Our captain was the 'less than enthusiastic' tourist info man from yesterday, but obviously sitting in the office is not his thing because this morning he's very chatty and knowledgeable.
Michael was quick to spot the flash of electric blue as a Kingfisher flew ahead of us.
We were amazed at how vast and quiet the Broads are, especially when away from the main tourist hire boats.
The trip was only just an hour long and so before long we were back in the car and heading up to the coast at Cromer. We parked on the cliff top and had lunch before following the coastal road westwards.
The villages of northern Norfolk were not as picturesque as those in southern Norfolk, they were built using a mix of round 'field' rocks and bricks. Neither of us found this particularly attractive, it was a little too 'in your face' for me.

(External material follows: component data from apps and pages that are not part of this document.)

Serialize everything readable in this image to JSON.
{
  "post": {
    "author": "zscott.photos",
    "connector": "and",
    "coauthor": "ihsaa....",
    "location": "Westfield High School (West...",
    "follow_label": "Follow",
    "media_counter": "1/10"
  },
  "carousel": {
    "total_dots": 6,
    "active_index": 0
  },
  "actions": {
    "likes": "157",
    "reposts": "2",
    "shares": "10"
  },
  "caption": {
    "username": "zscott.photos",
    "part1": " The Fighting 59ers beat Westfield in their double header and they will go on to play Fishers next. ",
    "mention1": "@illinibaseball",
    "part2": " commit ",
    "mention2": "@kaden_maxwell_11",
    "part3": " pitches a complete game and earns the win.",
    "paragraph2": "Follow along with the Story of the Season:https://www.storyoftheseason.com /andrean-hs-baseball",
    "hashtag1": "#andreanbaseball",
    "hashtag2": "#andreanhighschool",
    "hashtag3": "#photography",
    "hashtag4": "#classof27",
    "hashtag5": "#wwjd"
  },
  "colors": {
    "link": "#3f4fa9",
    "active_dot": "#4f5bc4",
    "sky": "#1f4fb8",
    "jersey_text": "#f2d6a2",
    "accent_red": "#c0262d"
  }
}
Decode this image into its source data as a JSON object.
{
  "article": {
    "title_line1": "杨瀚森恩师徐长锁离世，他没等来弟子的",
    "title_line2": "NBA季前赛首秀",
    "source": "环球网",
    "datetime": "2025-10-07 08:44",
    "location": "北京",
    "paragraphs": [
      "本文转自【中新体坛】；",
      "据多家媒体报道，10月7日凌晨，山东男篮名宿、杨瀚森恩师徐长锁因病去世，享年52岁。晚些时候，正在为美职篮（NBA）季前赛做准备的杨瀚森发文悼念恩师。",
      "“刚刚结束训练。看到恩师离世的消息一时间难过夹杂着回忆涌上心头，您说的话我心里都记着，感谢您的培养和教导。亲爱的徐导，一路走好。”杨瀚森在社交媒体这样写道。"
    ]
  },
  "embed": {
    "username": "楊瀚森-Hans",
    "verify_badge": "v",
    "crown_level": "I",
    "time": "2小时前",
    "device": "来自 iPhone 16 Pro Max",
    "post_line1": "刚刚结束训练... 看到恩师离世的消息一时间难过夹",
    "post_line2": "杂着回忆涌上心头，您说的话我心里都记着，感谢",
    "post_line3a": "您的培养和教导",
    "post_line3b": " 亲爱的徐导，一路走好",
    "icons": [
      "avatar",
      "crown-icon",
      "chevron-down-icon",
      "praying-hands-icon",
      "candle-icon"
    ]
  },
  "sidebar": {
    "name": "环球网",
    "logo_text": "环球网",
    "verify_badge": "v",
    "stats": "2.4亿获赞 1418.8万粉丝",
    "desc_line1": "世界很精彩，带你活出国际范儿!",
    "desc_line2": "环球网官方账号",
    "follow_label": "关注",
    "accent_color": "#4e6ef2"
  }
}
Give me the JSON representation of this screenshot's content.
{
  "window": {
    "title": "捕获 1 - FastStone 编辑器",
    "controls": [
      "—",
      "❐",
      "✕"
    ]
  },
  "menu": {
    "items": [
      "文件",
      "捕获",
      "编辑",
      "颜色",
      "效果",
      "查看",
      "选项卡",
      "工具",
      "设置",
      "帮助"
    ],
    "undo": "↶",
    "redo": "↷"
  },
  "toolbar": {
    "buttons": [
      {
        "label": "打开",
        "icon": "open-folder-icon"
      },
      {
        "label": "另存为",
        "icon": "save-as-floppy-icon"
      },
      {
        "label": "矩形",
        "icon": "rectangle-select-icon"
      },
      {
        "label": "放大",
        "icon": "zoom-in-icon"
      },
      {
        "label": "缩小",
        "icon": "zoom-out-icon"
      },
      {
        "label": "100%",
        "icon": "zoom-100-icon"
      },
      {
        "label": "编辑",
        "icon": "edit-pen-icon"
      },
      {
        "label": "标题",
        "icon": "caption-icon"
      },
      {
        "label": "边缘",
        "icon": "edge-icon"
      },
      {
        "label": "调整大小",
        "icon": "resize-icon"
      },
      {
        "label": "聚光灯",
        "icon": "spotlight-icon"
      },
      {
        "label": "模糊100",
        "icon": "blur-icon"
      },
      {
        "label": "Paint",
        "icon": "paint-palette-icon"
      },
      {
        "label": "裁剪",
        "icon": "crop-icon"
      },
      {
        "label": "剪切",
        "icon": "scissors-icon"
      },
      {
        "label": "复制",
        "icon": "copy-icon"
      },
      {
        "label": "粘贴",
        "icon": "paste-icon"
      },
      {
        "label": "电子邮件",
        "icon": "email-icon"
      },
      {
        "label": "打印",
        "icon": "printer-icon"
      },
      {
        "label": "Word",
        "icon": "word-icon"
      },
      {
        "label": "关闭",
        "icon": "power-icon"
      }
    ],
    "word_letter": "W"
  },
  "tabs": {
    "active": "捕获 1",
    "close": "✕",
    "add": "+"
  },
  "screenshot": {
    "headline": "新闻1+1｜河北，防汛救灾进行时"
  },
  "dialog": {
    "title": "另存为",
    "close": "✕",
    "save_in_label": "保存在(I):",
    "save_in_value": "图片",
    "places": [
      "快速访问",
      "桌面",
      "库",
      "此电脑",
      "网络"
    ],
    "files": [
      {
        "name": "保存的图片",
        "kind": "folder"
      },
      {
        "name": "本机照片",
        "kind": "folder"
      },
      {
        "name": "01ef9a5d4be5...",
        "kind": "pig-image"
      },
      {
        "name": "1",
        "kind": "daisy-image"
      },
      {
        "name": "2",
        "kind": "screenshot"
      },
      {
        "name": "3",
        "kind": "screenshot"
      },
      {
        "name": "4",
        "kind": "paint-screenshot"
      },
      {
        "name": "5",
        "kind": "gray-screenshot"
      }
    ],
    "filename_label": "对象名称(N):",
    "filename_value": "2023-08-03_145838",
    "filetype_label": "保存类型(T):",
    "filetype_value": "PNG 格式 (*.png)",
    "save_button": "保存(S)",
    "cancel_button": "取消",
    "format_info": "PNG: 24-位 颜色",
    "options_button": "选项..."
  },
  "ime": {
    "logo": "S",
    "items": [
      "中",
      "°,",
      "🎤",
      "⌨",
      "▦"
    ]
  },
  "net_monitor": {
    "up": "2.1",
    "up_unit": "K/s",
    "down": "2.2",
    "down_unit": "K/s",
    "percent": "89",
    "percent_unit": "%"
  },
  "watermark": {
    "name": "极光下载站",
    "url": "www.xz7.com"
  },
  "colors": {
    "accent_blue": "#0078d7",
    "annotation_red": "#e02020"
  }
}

On the outskirts of the little town of Weybourne we spotted a sign for the Muckleburgh museum. There was a drawing of a tank on top of the sign - that got our interest so we turned in.
The museum was the Muckleburgh military collection with over 150 tanks, guns and vehicles as well as extensive light weapons, ammunition and other exhibits. It also has a Medmenham Collection exhibit - about aerial photography.
It was really good, glad we didn't miss it - especially the Medmenham exhibit.
It was almost 4.00pm by the time we left to continue westward. We stopped in Hunstanton and called into the Tourist Info centre. The lady gave me a leaflet, marking 3 B & Bs that had vacancies for tonight.
First one, the nearest, had a No Vacancy sign in the window but I knocked anyway - No vacancy. I suggested that he notify the Tourist office and we tried the second one.
This time there were 3 No vacancies signs on the property - I didn't bother to knock.
Next I rang the third one - they too had No Vacancies. When I suggested notifying the tourist office I was assured that they had been notified, they had know for two days that they were full for the next two day! We drove back to the Tourist office in disgust but it was now 5.05pm and the door was shut! Having a bad feel for Hunstanton we drove out of town ( our few pounds for accommodation and meals will not affect their economy but if we all spread the word.......).
We drove through some more quaint villages including one called Stiffkey (prononced Stookey?).
The streets were really, really narrow and on the outskirts of town a rubbish skip was being collected - traffic in both directions just had to sit and wait for 10 minutes.
We arrived in Kings Lynn amid the evening rush hour, no sign of anything touristy - a rather grey, busy town. We headed out to a major road intersection where there were 'services' as we needed the loo.
We were going to use McDonalds, as they always have clean toilets. When we pulled into the carpark we spotted in the background a Premier Inn. Not our first choice of accommodation as we prefer the more intimate atmosphere of a landlady and a Bed and Breakfast, but they are very clean and the beds are comfortable (we had stayed in one up in Shrewsbury). It was now almost 6.00pm so the choice was made if they had a vacancy - they did and we were in.
Next door to the Inn was a 'chain' restaurant - Brewers Fayre. They say that they do 'basic pub grub'.
Well, most pub meals we've had have been really good - we were both tired and hungry so gave it a go.
It's not on the top 100 list of places to eat!
Breakfast is not included in Premier Inn tariffs (an extra 5 pounds 25 pence for a continental breakfast, or 8 pounds 25 pence for a cooked breakfast) so the next morning there was only one choice - coffee and a bagel at McDonalds. Then it was on the main road for a direct drive to Lincoln.
We plan to spend 2 nights here enjoying the tourist sights before hitting the Transport Museums north of here at the weekend.